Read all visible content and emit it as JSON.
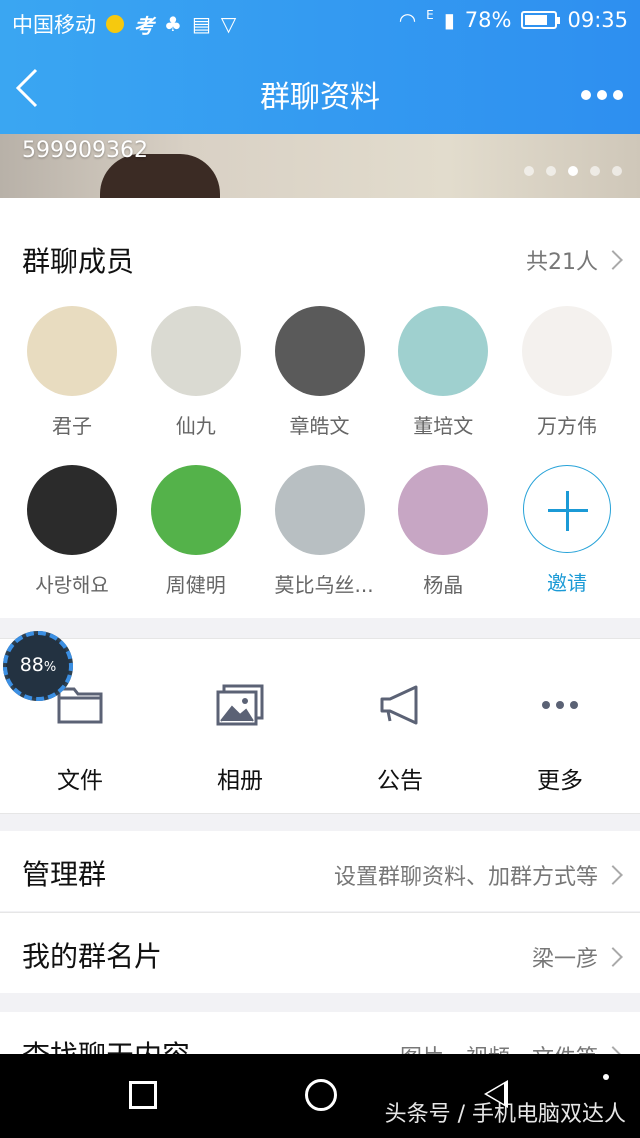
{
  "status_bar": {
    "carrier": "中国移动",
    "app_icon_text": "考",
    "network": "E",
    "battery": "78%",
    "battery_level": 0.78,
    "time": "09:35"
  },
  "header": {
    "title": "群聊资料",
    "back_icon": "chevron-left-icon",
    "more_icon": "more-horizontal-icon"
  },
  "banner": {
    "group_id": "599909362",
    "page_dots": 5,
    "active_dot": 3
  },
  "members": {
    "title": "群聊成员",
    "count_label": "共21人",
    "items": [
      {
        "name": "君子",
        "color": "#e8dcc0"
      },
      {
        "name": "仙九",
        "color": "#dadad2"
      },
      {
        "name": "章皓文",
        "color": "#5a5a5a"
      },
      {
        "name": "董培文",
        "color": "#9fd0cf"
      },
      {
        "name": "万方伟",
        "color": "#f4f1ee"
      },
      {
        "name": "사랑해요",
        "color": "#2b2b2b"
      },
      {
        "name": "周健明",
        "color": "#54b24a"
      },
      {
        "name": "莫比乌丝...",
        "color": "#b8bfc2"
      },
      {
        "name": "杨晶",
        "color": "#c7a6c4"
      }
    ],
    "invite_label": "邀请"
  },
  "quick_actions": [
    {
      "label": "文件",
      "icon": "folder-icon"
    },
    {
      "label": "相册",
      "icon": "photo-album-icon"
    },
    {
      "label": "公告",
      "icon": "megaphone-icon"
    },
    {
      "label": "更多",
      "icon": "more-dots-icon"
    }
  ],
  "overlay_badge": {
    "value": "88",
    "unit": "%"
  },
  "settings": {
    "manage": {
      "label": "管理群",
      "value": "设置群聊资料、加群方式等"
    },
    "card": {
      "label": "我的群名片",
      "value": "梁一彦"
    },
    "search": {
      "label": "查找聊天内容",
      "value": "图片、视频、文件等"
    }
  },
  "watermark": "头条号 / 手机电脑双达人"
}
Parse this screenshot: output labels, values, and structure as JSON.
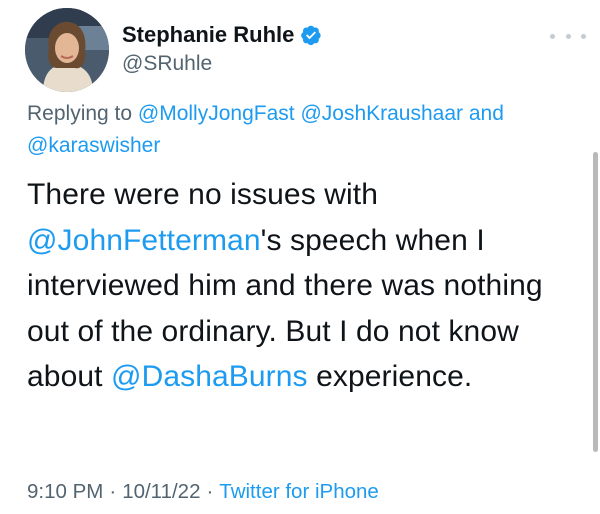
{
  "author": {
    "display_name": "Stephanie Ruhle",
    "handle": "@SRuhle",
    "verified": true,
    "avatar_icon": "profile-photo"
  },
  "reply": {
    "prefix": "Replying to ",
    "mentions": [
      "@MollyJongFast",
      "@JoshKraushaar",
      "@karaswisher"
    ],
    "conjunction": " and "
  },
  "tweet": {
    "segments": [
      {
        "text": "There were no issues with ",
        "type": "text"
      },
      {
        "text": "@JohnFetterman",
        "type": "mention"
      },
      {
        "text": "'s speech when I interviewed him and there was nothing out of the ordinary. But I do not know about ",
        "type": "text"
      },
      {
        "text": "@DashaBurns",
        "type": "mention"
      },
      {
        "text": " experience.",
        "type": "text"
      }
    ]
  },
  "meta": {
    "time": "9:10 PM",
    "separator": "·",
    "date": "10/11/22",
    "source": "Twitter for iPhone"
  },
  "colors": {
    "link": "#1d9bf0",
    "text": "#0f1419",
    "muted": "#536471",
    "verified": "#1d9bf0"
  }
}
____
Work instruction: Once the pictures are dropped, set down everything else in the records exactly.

Answer to the exercise:
Read all visible content and emit it as JSON.
{
  "status_bar": {
    "carrier": "中国移动",
    "app_icon_text": "考",
    "network": "E",
    "battery": "78%",
    "battery_level": 0.78,
    "time": "09:35"
  },
  "header": {
    "title": "群聊资料",
    "back_icon": "chevron-left-icon",
    "more_icon": "more-horizontal-icon"
  },
  "banner": {
    "group_id": "599909362",
    "page_dots": 5,
    "active_dot": 3
  },
  "members": {
    "title": "群聊成员",
    "count_label": "共21人",
    "items": [
      {
        "name": "君子",
        "color": "#e8dcc0"
      },
      {
        "name": "仙九",
        "color": "#dadad2"
      },
      {
        "name": "章皓文",
        "color": "#5a5a5a"
      },
      {
        "name": "董培文",
        "color": "#9fd0cf"
      },
      {
        "name": "万方伟",
        "color": "#f4f1ee"
      },
      {
        "name": "사랑해요",
        "color": "#2b2b2b"
      },
      {
        "name": "周健明",
        "color": "#54b24a"
      },
      {
        "name": "莫比乌丝...",
        "color": "#b8bfc2"
      },
      {
        "name": "杨晶",
        "color": "#c7a6c4"
      }
    ],
    "invite_label": "邀请"
  },
  "quick_actions": [
    {
      "label": "文件",
      "icon": "folder-icon"
    },
    {
      "label": "相册",
      "icon": "photo-album-icon"
    },
    {
      "label": "公告",
      "icon": "megaphone-icon"
    },
    {
      "label": "更多",
      "icon": "more-dots-icon"
    }
  ],
  "overlay_badge": {
    "value": "88",
    "unit": "%"
  },
  "settings": {
    "manage": {
      "label": "管理群",
      "value": "设置群聊资料、加群方式等"
    },
    "card": {
      "label": "我的群名片",
      "value": "梁一彦"
    },
    "search": {
      "label": "查找聊天内容",
      "value": "图片、视频、文件等"
    }
  },
  "watermark": "头条号 / 手机电脑双达人"
}
Parse this screenshot: output labels, values, and structure as JSON.
{
  "author": {
    "display_name": "Stephanie Ruhle",
    "handle": "@SRuhle",
    "verified": true,
    "avatar_icon": "profile-photo"
  },
  "reply": {
    "prefix": "Replying to ",
    "mentions": [
      "@MollyJongFast",
      "@JoshKraushaar",
      "@karaswisher"
    ],
    "conjunction": " and "
  },
  "tweet": {
    "segments": [
      {
        "text": "There were no issues with ",
        "type": "text"
      },
      {
        "text": "@JohnFetterman",
        "type": "mention"
      },
      {
        "text": "'s speech when I interviewed him and there was nothing out of the ordinary. But I do not know about ",
        "type": "text"
      },
      {
        "text": "@DashaBurns",
        "type": "mention"
      },
      {
        "text": " experience.",
        "type": "text"
      }
    ]
  },
  "meta": {
    "time": "9:10 PM",
    "separator": "·",
    "date": "10/11/22",
    "source": "Twitter for iPhone"
  },
  "colors": {
    "link": "#1d9bf0",
    "text": "#0f1419",
    "muted": "#536471",
    "verified": "#1d9bf0"
  }
}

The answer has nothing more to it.